Supplied information Start Marker

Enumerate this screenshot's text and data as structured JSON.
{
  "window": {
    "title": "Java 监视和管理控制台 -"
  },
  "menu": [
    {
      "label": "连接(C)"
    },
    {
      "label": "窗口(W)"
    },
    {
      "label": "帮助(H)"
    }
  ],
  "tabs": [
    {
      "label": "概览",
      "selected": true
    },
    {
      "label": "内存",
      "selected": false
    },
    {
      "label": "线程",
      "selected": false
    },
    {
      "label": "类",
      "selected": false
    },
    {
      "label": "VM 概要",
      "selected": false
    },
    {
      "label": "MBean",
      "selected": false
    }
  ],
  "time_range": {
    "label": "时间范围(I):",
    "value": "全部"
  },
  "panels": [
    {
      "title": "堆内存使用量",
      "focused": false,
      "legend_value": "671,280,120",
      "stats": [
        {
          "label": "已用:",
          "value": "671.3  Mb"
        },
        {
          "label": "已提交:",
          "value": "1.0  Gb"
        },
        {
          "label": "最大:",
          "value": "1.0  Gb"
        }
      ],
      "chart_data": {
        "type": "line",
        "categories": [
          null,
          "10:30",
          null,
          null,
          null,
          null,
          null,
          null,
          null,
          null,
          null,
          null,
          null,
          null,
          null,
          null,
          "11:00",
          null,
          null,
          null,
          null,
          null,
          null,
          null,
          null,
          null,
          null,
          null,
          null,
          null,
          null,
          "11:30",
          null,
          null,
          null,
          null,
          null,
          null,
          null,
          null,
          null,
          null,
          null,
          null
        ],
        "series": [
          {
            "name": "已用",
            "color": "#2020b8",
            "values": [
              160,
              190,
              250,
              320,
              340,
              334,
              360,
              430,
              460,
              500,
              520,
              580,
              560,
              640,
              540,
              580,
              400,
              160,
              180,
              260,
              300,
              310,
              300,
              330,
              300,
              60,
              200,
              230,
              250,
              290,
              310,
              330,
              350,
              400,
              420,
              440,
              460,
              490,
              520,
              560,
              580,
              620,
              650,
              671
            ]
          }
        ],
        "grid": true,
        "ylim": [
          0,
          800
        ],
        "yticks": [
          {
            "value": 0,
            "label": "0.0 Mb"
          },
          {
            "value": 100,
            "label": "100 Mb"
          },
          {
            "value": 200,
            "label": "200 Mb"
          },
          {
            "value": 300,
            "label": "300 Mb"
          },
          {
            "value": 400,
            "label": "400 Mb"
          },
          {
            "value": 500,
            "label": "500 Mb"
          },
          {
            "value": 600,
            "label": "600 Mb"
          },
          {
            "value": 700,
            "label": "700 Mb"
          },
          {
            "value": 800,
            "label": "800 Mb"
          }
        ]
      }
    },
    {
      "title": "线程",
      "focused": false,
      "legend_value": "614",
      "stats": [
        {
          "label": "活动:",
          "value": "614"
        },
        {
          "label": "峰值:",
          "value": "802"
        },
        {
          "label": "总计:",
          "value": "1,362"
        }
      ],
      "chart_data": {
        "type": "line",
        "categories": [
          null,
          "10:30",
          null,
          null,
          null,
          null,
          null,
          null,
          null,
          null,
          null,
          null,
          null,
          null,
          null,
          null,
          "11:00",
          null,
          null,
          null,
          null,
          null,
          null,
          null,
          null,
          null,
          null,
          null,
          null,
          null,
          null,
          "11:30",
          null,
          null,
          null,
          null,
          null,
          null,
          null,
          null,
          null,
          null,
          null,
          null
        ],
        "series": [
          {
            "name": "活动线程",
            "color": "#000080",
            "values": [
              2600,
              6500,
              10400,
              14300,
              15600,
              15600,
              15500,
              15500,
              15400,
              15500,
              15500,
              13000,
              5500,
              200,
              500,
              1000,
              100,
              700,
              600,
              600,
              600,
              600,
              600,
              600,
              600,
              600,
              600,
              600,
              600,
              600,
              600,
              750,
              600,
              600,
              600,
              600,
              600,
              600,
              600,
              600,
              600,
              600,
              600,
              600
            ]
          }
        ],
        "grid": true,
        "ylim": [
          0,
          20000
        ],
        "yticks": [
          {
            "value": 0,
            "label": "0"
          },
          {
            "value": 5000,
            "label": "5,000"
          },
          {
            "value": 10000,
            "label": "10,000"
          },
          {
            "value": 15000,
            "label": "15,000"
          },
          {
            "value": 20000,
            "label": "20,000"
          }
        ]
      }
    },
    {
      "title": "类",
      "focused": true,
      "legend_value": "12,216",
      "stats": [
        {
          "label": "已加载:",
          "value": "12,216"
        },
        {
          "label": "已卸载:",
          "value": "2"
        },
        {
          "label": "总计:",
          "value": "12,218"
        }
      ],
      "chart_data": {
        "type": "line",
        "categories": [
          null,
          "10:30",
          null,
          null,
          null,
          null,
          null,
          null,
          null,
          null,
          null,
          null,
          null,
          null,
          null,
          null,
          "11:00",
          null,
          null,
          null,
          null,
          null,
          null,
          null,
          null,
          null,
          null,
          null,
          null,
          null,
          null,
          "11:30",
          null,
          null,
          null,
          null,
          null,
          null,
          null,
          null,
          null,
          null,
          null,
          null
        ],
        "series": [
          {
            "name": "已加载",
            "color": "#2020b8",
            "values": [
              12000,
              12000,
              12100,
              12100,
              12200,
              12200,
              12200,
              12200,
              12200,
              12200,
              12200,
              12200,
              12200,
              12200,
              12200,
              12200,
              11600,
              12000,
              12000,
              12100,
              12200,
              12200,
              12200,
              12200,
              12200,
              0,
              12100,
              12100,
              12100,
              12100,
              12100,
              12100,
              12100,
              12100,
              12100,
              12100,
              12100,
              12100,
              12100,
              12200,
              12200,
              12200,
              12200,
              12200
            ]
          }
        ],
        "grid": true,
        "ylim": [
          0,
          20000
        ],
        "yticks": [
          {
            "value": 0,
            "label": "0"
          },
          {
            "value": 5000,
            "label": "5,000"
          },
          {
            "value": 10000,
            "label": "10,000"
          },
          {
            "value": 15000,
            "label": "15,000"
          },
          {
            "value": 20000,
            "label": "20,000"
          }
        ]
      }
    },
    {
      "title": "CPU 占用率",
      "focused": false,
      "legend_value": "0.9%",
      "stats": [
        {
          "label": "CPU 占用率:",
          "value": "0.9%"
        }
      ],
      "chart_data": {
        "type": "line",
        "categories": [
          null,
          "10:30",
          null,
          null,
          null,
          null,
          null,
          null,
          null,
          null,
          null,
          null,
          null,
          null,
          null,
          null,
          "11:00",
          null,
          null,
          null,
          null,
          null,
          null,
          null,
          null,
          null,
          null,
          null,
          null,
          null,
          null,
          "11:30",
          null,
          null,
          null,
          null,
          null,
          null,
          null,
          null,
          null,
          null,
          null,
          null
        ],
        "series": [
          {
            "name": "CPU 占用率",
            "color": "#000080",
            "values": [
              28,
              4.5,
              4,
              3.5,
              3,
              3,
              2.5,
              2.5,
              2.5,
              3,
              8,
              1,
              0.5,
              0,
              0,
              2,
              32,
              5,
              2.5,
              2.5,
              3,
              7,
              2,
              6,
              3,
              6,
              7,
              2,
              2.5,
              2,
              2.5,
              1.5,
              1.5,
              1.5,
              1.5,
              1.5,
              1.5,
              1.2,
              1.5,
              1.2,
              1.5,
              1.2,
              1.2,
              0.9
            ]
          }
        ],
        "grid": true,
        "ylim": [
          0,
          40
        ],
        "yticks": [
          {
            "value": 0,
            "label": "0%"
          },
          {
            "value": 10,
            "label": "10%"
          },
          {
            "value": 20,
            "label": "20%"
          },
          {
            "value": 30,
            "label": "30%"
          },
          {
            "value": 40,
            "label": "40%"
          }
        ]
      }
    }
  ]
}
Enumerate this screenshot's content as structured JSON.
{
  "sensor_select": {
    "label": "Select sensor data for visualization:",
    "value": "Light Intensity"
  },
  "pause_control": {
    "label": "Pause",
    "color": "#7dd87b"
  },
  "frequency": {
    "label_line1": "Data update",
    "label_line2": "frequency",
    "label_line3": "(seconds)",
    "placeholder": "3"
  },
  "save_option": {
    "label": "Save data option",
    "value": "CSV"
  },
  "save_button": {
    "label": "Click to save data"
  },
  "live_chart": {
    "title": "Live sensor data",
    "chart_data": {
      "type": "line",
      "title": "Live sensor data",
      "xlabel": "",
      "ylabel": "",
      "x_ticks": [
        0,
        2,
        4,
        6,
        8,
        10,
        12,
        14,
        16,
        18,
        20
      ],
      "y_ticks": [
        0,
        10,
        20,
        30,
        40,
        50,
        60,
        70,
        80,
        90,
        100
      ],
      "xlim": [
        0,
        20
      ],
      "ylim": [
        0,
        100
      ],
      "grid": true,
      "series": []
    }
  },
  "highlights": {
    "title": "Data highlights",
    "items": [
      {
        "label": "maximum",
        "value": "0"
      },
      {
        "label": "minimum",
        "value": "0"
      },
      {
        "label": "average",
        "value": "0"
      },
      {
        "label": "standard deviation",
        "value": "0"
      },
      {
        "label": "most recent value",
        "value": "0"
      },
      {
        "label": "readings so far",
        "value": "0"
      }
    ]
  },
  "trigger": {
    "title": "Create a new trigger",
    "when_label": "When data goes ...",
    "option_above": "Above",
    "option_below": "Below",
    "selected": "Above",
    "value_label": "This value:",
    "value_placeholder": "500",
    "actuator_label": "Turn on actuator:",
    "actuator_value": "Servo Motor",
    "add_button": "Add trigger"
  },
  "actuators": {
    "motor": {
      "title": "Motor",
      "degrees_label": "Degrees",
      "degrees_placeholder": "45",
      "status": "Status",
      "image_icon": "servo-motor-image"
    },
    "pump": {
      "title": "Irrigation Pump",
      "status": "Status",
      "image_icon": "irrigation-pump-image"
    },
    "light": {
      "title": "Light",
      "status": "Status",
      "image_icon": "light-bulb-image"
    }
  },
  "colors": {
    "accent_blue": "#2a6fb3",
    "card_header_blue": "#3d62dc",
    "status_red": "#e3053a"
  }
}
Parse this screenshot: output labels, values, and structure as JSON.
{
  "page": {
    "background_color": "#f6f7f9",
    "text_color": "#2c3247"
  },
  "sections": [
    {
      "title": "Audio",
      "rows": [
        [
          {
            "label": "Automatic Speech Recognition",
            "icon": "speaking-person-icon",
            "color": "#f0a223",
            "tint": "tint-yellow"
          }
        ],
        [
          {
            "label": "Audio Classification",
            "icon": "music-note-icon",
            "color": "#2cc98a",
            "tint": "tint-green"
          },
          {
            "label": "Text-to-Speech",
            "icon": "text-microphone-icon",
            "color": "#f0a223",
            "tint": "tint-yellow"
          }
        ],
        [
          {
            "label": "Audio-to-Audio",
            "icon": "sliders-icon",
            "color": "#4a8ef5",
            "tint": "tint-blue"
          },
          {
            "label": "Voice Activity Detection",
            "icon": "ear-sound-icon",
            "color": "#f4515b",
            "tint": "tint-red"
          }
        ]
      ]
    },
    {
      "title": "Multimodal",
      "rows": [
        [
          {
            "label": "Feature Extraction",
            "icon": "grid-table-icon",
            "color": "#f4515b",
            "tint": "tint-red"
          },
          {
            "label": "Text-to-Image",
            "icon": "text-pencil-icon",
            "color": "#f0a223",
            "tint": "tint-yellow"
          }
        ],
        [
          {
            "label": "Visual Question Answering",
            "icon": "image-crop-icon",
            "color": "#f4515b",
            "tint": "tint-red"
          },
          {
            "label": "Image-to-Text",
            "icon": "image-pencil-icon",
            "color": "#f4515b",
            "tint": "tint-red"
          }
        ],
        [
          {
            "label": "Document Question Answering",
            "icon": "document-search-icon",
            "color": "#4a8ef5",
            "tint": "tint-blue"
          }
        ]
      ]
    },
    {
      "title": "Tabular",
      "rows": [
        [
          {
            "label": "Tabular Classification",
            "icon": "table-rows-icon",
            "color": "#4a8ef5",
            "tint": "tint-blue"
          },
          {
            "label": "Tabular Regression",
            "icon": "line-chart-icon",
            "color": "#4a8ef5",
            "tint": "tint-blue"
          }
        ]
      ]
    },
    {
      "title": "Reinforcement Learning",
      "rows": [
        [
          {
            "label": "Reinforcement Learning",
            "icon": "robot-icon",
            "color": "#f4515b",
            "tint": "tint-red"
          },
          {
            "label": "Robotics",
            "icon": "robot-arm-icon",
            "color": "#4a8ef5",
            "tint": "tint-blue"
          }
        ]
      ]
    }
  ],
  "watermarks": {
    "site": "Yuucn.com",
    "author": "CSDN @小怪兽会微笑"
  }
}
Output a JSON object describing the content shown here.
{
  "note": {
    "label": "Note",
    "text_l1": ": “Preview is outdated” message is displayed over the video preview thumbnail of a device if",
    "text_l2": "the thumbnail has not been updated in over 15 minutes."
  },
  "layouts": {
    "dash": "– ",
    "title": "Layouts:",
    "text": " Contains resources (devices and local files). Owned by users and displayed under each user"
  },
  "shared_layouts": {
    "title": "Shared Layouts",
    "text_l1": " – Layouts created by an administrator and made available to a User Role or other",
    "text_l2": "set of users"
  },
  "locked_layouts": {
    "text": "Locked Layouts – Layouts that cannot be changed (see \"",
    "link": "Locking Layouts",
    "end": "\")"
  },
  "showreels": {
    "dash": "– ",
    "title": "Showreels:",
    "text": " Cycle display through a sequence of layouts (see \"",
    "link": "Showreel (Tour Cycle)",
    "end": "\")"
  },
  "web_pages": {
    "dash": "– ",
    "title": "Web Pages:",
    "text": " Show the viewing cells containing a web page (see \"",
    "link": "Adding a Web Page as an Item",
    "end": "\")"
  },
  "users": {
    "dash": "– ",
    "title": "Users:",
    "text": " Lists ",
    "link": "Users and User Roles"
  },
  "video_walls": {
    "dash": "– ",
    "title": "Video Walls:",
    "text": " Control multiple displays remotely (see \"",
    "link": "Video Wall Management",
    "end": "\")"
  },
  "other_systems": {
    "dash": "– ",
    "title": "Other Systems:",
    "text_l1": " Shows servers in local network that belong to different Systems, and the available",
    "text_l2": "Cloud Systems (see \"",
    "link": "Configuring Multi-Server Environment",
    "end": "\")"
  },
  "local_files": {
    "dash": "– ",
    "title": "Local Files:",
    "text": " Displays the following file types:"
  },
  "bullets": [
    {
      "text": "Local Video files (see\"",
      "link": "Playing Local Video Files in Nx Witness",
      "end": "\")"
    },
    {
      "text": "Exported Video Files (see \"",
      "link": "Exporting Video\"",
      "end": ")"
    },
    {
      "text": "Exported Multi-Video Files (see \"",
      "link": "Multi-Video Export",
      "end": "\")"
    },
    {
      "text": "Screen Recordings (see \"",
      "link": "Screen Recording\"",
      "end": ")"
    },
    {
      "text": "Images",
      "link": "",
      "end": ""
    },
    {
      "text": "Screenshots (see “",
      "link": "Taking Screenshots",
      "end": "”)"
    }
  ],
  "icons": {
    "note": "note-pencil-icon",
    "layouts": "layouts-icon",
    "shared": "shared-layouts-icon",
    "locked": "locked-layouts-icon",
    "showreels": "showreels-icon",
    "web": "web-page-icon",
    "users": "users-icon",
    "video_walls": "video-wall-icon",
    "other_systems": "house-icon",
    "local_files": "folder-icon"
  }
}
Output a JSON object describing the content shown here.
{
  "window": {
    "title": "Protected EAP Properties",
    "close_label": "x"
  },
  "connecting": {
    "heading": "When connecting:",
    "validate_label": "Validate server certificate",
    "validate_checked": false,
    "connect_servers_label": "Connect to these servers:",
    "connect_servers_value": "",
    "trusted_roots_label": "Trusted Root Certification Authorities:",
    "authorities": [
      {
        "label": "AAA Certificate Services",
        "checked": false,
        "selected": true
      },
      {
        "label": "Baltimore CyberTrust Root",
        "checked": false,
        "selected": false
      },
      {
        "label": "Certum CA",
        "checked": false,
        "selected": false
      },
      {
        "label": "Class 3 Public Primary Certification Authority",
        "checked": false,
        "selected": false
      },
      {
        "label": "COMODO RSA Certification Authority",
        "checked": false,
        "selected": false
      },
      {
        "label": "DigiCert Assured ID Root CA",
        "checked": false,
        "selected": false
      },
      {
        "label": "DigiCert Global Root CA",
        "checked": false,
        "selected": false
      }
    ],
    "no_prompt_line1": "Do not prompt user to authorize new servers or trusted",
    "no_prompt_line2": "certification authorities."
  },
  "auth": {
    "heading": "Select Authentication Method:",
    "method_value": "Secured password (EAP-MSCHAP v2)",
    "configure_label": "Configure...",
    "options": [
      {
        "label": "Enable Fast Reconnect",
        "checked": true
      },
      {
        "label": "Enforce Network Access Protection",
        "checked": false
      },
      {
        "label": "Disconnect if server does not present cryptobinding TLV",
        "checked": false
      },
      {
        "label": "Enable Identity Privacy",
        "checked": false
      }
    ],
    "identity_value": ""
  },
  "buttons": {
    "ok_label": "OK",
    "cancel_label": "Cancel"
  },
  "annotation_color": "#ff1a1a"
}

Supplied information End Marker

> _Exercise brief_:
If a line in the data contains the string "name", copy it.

> _Written answer_:
            "name": "已用",
            "name": "活动线程",
            "name": "已加载",
            "name": "CPU 占用率",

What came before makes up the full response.